In the core countries, by contrast, the key borrowers were wealthy, and thus suffered the least. If they did face negative income shocks, they could use their savings as a cushion. So the severity of the bust was a function not simply of the level of household debt, but rather of the distribution of debt across income levels.

To some extent, this is good news. With the periphery having already endured the initial financial-liberalization shock, future credit-supply events are less likely to affect them disproportionately. And the shifting of macroprudential regulation from the national level to the European Union may reinforce this outcome by further helping to harmonize bank-lending behavior.

But there is a snag: EU-level financial regulation is limited to the large systemic banks. As a result, it is unlikely to affect the operations of the small local banks lending small amounts to impatient low-income consumers.

The best way to strengthen eurozone financial resilience is to address borrowing incentives. And the best way to do that is to improve the position of low-income borrowers by investing European resources in education and job quality. Even in the core, more equality of opportunity might improve morale, thereby reducing precautionary saving. Human-capital upgrading and more equality of opportunity should play a prominent role in negotiations over the EU’s next Multiannual Financial Framework, with the European Investment Bank possibly also providing support.

As it stands, the common denominator of existing eurozone-reform proposals is the completion of a banking union, which many believe is needed to reduce financial fragmentation and break the vicious circle between banks and sovereign debt. This is the area where progress is most likely in the run-up to June’s European Council meeting. But, while a banking union would be a positive step, it will be incomplete without efforts to reduce inequality.
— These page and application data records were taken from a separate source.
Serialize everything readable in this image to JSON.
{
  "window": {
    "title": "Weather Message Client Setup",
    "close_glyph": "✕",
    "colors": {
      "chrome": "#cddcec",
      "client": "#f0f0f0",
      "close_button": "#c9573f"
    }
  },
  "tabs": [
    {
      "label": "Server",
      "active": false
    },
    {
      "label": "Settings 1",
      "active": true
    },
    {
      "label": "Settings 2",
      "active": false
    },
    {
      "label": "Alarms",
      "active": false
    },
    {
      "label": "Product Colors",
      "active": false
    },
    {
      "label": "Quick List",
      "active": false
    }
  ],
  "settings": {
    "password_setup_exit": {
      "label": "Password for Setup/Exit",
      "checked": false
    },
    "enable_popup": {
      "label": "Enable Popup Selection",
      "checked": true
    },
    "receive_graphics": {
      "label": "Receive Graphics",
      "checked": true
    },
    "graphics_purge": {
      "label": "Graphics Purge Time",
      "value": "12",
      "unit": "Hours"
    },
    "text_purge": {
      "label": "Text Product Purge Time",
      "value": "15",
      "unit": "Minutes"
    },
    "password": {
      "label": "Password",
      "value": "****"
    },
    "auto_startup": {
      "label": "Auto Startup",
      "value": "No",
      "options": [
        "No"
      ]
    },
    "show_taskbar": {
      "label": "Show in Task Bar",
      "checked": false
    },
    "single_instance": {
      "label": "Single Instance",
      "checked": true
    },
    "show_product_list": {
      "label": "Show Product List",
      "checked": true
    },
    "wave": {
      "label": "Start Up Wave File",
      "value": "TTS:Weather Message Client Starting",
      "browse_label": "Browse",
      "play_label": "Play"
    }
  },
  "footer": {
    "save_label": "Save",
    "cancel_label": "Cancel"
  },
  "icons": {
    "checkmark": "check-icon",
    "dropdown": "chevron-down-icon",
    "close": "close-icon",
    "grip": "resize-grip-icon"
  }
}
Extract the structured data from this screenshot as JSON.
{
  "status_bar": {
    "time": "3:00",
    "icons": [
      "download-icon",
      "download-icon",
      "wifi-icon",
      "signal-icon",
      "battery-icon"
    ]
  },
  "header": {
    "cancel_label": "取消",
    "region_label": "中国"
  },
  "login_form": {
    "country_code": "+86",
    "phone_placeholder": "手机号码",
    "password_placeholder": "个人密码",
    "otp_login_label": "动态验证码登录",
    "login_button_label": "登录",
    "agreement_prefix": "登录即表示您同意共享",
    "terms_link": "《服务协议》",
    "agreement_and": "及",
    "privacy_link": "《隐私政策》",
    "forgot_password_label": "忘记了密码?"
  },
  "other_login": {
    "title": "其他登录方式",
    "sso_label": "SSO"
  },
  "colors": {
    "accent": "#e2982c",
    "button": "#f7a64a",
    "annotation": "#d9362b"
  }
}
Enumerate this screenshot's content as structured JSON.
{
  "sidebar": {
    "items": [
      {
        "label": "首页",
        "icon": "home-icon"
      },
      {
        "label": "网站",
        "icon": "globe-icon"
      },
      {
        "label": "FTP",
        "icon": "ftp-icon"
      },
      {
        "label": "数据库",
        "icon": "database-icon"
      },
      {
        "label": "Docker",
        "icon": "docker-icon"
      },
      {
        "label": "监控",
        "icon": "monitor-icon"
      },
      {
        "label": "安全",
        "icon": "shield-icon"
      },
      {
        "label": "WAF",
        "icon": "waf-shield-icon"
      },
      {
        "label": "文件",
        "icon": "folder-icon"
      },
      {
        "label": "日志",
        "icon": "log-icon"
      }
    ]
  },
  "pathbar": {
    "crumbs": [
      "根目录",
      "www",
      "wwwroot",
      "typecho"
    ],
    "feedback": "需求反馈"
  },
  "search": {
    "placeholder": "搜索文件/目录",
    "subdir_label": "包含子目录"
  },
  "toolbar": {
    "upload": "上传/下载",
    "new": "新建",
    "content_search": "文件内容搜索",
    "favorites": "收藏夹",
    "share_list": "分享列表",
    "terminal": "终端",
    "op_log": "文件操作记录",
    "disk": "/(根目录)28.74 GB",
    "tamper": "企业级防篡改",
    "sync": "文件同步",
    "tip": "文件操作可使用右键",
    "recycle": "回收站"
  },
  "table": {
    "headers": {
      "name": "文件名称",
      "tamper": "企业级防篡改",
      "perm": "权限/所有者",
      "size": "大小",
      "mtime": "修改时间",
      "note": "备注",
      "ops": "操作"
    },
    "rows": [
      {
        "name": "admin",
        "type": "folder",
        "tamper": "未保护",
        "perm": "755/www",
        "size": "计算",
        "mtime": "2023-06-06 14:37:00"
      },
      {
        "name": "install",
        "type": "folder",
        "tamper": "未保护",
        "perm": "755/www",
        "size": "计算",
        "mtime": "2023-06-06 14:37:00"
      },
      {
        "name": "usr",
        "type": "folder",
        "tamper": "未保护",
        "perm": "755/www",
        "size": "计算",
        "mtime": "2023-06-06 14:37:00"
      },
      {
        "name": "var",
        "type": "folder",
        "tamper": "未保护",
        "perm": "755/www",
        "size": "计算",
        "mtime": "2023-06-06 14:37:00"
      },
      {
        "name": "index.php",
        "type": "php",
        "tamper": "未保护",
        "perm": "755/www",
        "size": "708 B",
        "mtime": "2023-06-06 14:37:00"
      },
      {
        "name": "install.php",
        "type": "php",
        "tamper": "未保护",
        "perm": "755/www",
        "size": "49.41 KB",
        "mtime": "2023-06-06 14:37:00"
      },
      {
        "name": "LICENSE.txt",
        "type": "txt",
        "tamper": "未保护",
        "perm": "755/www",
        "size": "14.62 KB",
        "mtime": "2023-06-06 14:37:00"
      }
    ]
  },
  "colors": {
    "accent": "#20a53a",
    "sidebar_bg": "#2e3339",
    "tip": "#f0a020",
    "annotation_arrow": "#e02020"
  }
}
Benedicta Marzinotto is Lecturer in Economic Policy at the University of Udine and Visiting Professor of EU Macroeconomic Policies and Governance at the College of Europe.